Connolly was the private chef for Edward M. Kennedy and his mother, Rose F. Kennedy, from 1983 until 1995. In 2007 he published “In the Kennedy Kitchen: Recipes and Recollections of a Great American Family,” which he co-authored with Elizabeth Benedict.
In 2005, he opened Doc’s, an upscale restaurant on Orange Avenue across from Orlando Regional Medical Center (now Orlando Health). Although the food was critically acclaimed, the restaurant struggled. In 2008, Connolly announced that the restaurant would become part of the Professional Culinary Institute, which was to open a branch of its school for culinary and wine education in Orlando. But just several months after the announcement, and following open houses for prospective students and the completion of one wine class, the school closed.

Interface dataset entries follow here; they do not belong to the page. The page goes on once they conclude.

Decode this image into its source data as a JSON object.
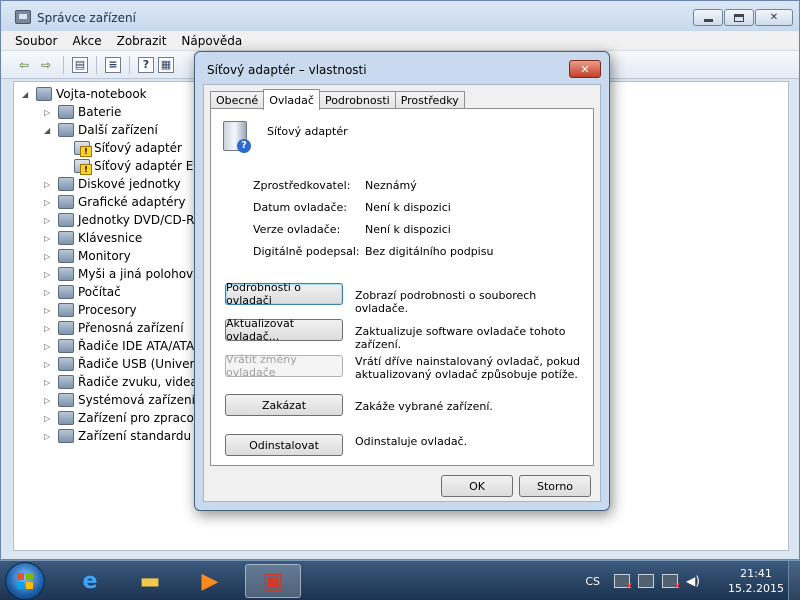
{
  "window": {
    "title": "Správce zařízení"
  },
  "menu": [
    "Soubor",
    "Akce",
    "Zobrazit",
    "Nápověda"
  ],
  "toolbar_icons": [
    "back-icon",
    "forward-icon",
    "tree-view-icon",
    "properties-icon",
    "help-icon",
    "scan-icon"
  ],
  "tree": {
    "root": "Vojta-notebook",
    "items": [
      {
        "label": "Baterie",
        "icon": "battery-icon",
        "expander": "▷",
        "level": 1
      },
      {
        "label": "Další zařízení",
        "icon": "other-devices-icon",
        "expander": "◢",
        "level": 1
      },
      {
        "label": "Síťový adaptér",
        "icon": "unknown-device-warning-icon",
        "expander": "",
        "level": 2,
        "warn": true
      },
      {
        "label": "Síťový adaptér Ethe",
        "icon": "unknown-device-warning-icon",
        "expander": "",
        "level": 2,
        "warn": true
      },
      {
        "label": "Diskové jednotky",
        "icon": "disk-drive-icon",
        "expander": "▷",
        "level": 1
      },
      {
        "label": "Grafické adaptéry",
        "icon": "display-adapter-icon",
        "expander": "▷",
        "level": 1
      },
      {
        "label": "Jednotky DVD/CD-ROM",
        "icon": "dvd-drive-icon",
        "expander": "▷",
        "level": 1
      },
      {
        "label": "Klávesnice",
        "icon": "keyboard-icon",
        "expander": "▷",
        "level": 1
      },
      {
        "label": "Monitory",
        "icon": "monitor-icon",
        "expander": "▷",
        "level": 1
      },
      {
        "label": "Myši a jiná polohovací",
        "icon": "mouse-icon",
        "expander": "▷",
        "level": 1
      },
      {
        "label": "Počítač",
        "icon": "computer-icon",
        "expander": "▷",
        "level": 1
      },
      {
        "label": "Procesory",
        "icon": "processor-icon",
        "expander": "▷",
        "level": 1
      },
      {
        "label": "Přenosná zařízení",
        "icon": "portable-device-icon",
        "expander": "▷",
        "level": 1
      },
      {
        "label": "Řadiče IDE ATA/ATAPI",
        "icon": "ide-controller-icon",
        "expander": "▷",
        "level": 1
      },
      {
        "label": "Řadiče USB (Universal",
        "icon": "usb-controller-icon",
        "expander": "▷",
        "level": 1
      },
      {
        "label": "Řadiče zvuku, videa a h",
        "icon": "sound-controller-icon",
        "expander": "▷",
        "level": 1
      },
      {
        "label": "Systémová zařízení",
        "icon": "system-device-icon",
        "expander": "▷",
        "level": 1
      },
      {
        "label": "Zařízení pro zpracován",
        "icon": "imaging-device-icon",
        "expander": "▷",
        "level": 1
      },
      {
        "label": "Zařízení standardu HID",
        "icon": "hid-device-icon",
        "expander": "▷",
        "level": 1
      }
    ]
  },
  "dialog": {
    "title": "Síťový adaptér – vlastnosti",
    "close": "✕",
    "tabs": [
      "Obecné",
      "Ovladač",
      "Podrobnosti",
      "Prostředky"
    ],
    "active_tab": 1,
    "device_name": "Síťový adaptér",
    "info": [
      {
        "label": "Zprostředkovatel:",
        "value": "Neznámý"
      },
      {
        "label": "Datum ovladače:",
        "value": "Není k dispozici"
      },
      {
        "label": "Verze ovladače:",
        "value": "Není k dispozici"
      },
      {
        "label": "Digitálně podepsal:",
        "value": "Bez digitálního podpisu"
      }
    ],
    "buttons": [
      {
        "label": "Podrobnosti o ovladači",
        "desc": "Zobrazí podrobnosti o souborech ovladače.",
        "enabled": true,
        "focused": true
      },
      {
        "label": "Aktualizovat ovladač...",
        "desc": "Zaktualizuje software ovladače tohoto zařízení.",
        "enabled": true
      },
      {
        "label": "Vrátit změny ovladače",
        "desc": "Vrátí dříve nainstalovaný ovladač, pokud aktualizovaný ovladač způsobuje potíže.",
        "enabled": false
      },
      {
        "label": "Zakázat",
        "desc": "Zakáže vybrané zařízení.",
        "enabled": true
      },
      {
        "label": "Odinstalovat",
        "desc": "Odinstaluje ovladač.",
        "enabled": true
      }
    ],
    "ok": "OK",
    "cancel": "Storno"
  },
  "taskbar": {
    "apps": [
      "internet-explorer-icon",
      "windows-explorer-icon",
      "media-player-icon",
      "device-manager-icon"
    ],
    "language": "CS",
    "time": "21:41",
    "date": "15.2.2015"
  },
  "colors": {
    "accent": "#3c7fb1",
    "taskbar": "#1c3350",
    "warning": "#ffd22b"
  }
}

Faced with the recession and a dearth of good jobs for executive chefs, Connolly moved back to his native New England to accept a job as food and beverage director at Mountain View Grand Resort & Spa in Whitefield, New Hampshire. Most recently, he was executive chef at Avila Golf and Country Club ins Tampa.
Connolly was well respected among his peers and often honored by them. Celebrity chef Emeril Lagasse had Connolly as a guest on his Food network television show, where he introduced Connolly as “my mentor.”

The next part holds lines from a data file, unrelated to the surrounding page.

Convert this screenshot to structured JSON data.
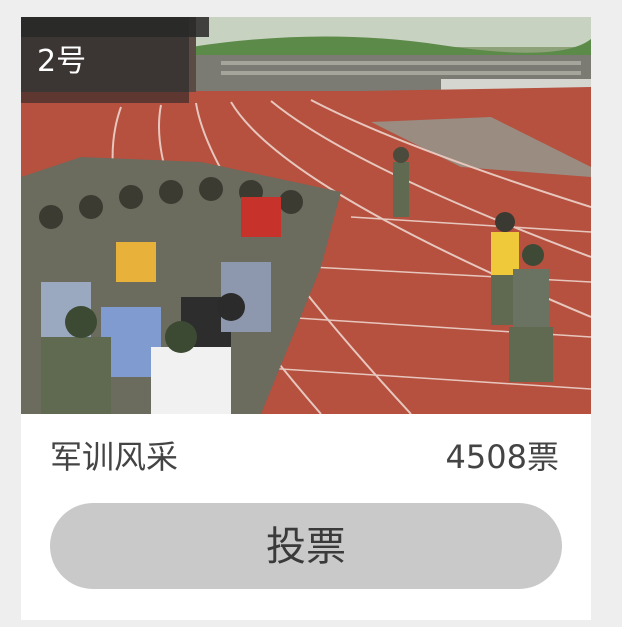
{
  "card": {
    "number_label": "2号",
    "photo_description_icon": "photo-military-training",
    "title": "军训风采",
    "votes": "4508票",
    "vote_button_label": "投票"
  },
  "colors": {
    "track": "#b6503f",
    "grass": "#3f8a3a",
    "button_bg": "#c9c9c9",
    "badge_bg": "#333333"
  }
}
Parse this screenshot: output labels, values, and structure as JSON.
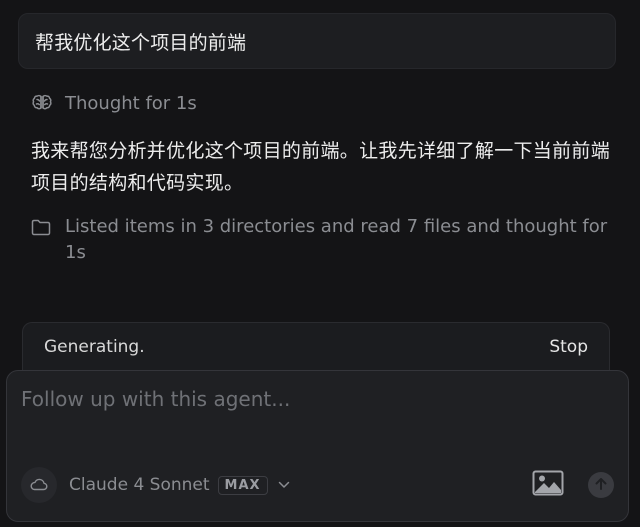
{
  "user_message": "帮我优化这个项目的前端",
  "thought": {
    "icon": "brain-icon",
    "label": "Thought for 1s"
  },
  "assistant_response": "我来帮您分析并优化这个项目的前端。让我先详细了解一下当前前端项目的结构和代码实现。",
  "tool_summary": {
    "icon": "folder-icon",
    "text": "Listed items in 3 directories and read 7 files and thought for 1s"
  },
  "status": {
    "text": "Generating.",
    "stop_label": "Stop"
  },
  "composer": {
    "placeholder": "Follow up with this agent...",
    "value": "",
    "mode_icon": "cloud-icon",
    "model_name": "Claude 4 Sonnet",
    "model_badge": "MAX",
    "dropdown_icon": "chevron-down-icon",
    "image_icon": "image-icon",
    "send_icon": "arrow-up-icon"
  },
  "colors": {
    "background": "#141416",
    "panel": "#1f2023",
    "muted_text": "#8b8d92",
    "primary_text": "#ededed"
  }
}
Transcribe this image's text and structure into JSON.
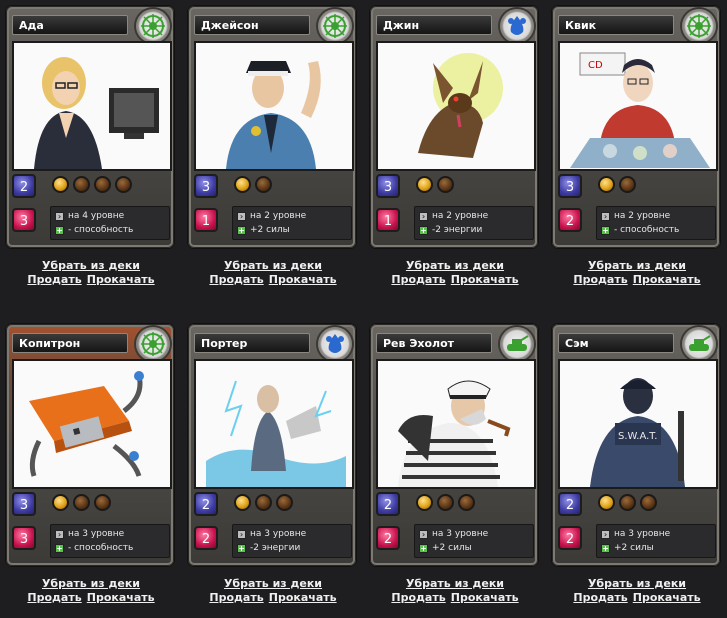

Connolly died at his home in Winter Park. He is survived by his wife, Kathy, son, Sean, and three grandchildren. He is also survived by two brothers and numerous nieces, nephews and cousins.

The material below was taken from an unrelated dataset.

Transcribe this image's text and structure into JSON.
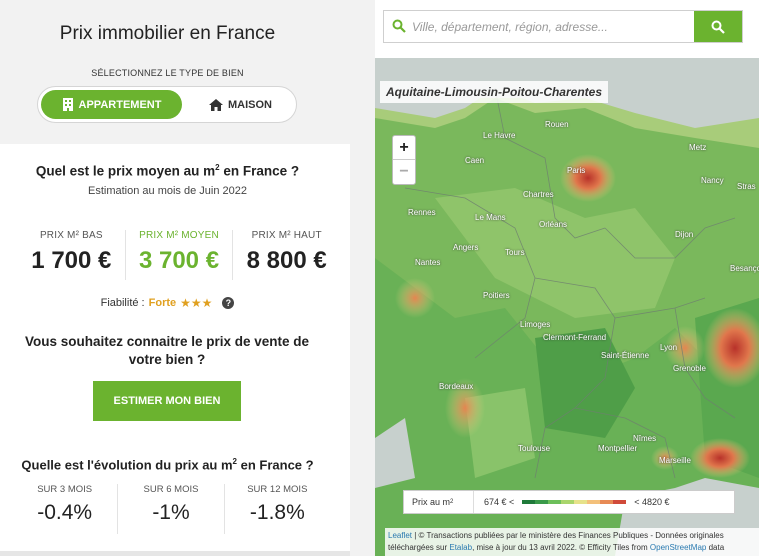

Services will be held at St. Margaret Mary’s Catholic Church in Winter Park on Tuesday, May 7 at 10 a.m. preceded by a wake service at St. Margaret Mary’s Chapel on Monday May 6 at 6:30 p.m.